Segment Start: Given information

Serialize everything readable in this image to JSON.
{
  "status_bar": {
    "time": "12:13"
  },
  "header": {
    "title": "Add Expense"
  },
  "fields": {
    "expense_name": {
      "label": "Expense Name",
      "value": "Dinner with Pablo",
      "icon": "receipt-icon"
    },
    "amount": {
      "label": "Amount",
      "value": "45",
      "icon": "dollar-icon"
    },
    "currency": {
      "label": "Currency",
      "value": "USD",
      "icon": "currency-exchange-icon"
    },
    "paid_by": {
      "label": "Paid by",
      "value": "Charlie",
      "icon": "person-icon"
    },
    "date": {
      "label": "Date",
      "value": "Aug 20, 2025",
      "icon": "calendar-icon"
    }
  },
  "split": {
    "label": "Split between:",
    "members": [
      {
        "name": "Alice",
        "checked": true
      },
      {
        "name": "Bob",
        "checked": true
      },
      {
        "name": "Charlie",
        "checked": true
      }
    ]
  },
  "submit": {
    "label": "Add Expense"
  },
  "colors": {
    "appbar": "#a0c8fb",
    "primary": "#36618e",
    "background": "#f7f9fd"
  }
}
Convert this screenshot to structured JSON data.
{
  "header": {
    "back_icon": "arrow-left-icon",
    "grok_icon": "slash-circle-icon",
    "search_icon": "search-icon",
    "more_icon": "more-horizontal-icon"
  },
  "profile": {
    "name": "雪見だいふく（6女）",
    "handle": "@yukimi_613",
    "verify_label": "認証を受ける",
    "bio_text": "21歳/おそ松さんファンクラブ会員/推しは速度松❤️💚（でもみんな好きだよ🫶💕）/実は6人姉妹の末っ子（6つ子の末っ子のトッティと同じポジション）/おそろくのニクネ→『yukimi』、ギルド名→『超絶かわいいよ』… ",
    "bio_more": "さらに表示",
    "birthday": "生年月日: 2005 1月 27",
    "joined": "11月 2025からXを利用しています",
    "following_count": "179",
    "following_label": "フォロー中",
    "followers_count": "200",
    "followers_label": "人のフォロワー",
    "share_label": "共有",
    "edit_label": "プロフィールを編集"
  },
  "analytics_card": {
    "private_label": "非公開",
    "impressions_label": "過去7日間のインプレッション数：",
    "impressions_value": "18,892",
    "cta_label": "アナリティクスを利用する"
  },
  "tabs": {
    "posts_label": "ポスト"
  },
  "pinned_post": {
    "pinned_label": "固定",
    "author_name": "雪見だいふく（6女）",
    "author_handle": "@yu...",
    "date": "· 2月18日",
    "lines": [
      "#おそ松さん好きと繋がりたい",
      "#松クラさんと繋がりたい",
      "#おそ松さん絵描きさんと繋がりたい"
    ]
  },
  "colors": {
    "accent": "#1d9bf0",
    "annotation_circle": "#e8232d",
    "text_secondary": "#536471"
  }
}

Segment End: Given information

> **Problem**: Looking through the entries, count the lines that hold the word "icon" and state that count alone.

> **Your response**: 9